LAS VEGAS (AP) — The low-cost carrier Allegiant Air is under fire following a "60 Minutes" investigation that raised significant safety concerns.
Investigators with the news program found that between Jan. 1, 2016 and October 2017, the Las Vegas airline experienced more than 100 serious mechanical incidents, including aborted takeoffs, rapid descents, flight control malfunctions and midair engine failures.
More than a year's worth of Federal Aviation Administration reports for Allegiant and seven other airlines show that the carrier was on average nearly three and a half times more likely to have a midair breakdown than Delta, United, American, Spirit, or JetBlue.
Captain Eric Gust, vice president of operations at Allegiant, said in a prepared statement that "60 Minutes" aired a "false narrative about Allegiant and the FAA, which he said exercises "rigorous oversight" of the airline.

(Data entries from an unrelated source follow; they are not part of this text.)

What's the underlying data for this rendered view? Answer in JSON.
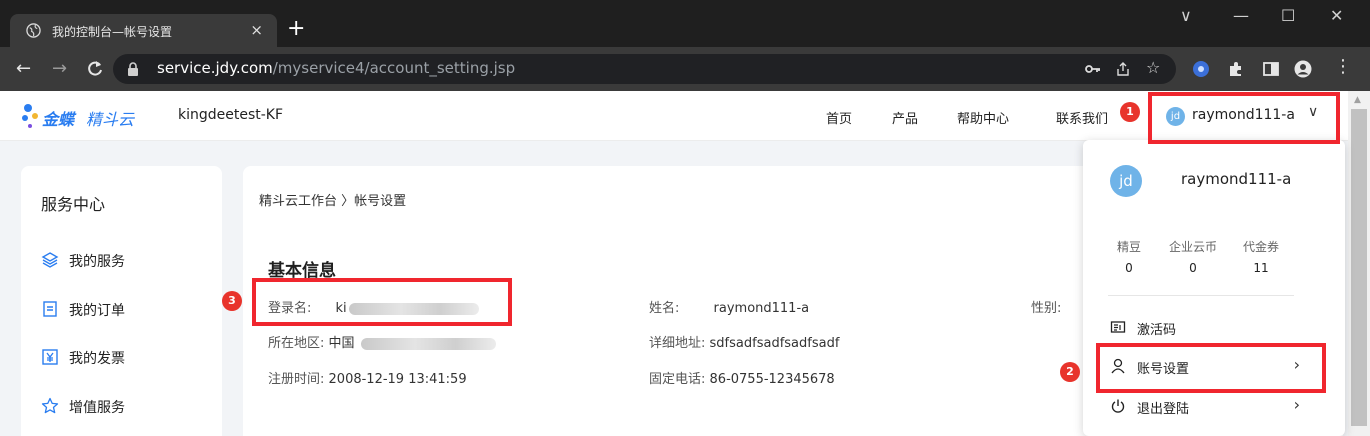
{
  "browser": {
    "tab_title": "我的控制台—帐号设置",
    "tab_close": "×",
    "new_tab": "+",
    "url_host": "service.jdy.com",
    "url_path": "/myservice4/account_setting.jsp",
    "window_controls": [
      "∨",
      "—",
      "☐",
      "✕"
    ]
  },
  "header": {
    "logo_brand": "金蝶",
    "logo_product": "精斗云",
    "tenant": "kingdeetest-KF",
    "nav": [
      "首页",
      "产品",
      "帮助中心",
      "联系我们"
    ],
    "user_avatar": "jd",
    "user_name": "raymond111-a"
  },
  "sidebar": {
    "heading": "服务中心",
    "items": [
      {
        "label": "我的服务",
        "icon": "layers-icon"
      },
      {
        "label": "我的订单",
        "icon": "document-icon"
      },
      {
        "label": "我的发票",
        "icon": "yen-invoice-icon"
      },
      {
        "label": "增值服务",
        "icon": "star-icon"
      }
    ]
  },
  "main": {
    "breadcrumb": "精斗云工作台 〉帐号设置",
    "section_title": "基本信息",
    "fields": {
      "login_label": "登录名:",
      "login_value_visible": "ki",
      "region_label": "所在地区:",
      "region_value_visible": "中国",
      "register_label": "注册时间:",
      "register_value": "2008-12-19 13:41:59",
      "name_label": "姓名:",
      "name_value": "raymond111-a",
      "address_label": "详细地址:",
      "address_value": "sdfsadfsadfsadfsadf",
      "phone_label": "固定电话:",
      "phone_value": "86-0755-12345678",
      "gender_label": "性别:"
    }
  },
  "dropdown": {
    "avatar": "jd",
    "name": "raymond111-a",
    "stats": [
      {
        "label": "精豆",
        "value": "0"
      },
      {
        "label": "企业云币",
        "value": "0"
      },
      {
        "label": "代金券",
        "value": "11"
      }
    ],
    "menu": [
      {
        "label": "激活码",
        "icon": "activation-code-icon",
        "arrow": ""
      },
      {
        "label": "账号设置",
        "icon": "user-icon",
        "arrow": "›"
      },
      {
        "label": "退出登陆",
        "icon": "power-icon",
        "arrow": "›"
      }
    ]
  },
  "annotations": [
    "1",
    "2",
    "3"
  ],
  "colors": {
    "highlight": "#f0262e",
    "marker": "#e8342c",
    "brand": "#2a7df0",
    "avatar": "#6fb3e8"
  }
}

Gust also said Allegiant complies with all FAA requirements and participates in numerous voluntary safety programs.
"To suggest that Allegiant would engage in the practice of asking team members to violate company and regulatory obligations is offensive and defamatory," he said.
Shares of parent company Allegiant Travel Co. slid 4.6 percent in early trading.
Allegiant Air is responding to a @60Minutes report about the airline's safety record. Correspondent Steve Kroft joins @CBSThisMorning to discuss how public documents reveal a startling number of mechanical issues with Allegiant's aircraft https://t.co/1XGiYr9Oxz pic.twitter.com/Kt0rWwRZE7— CBS News (@CBSNews) April 16, 2018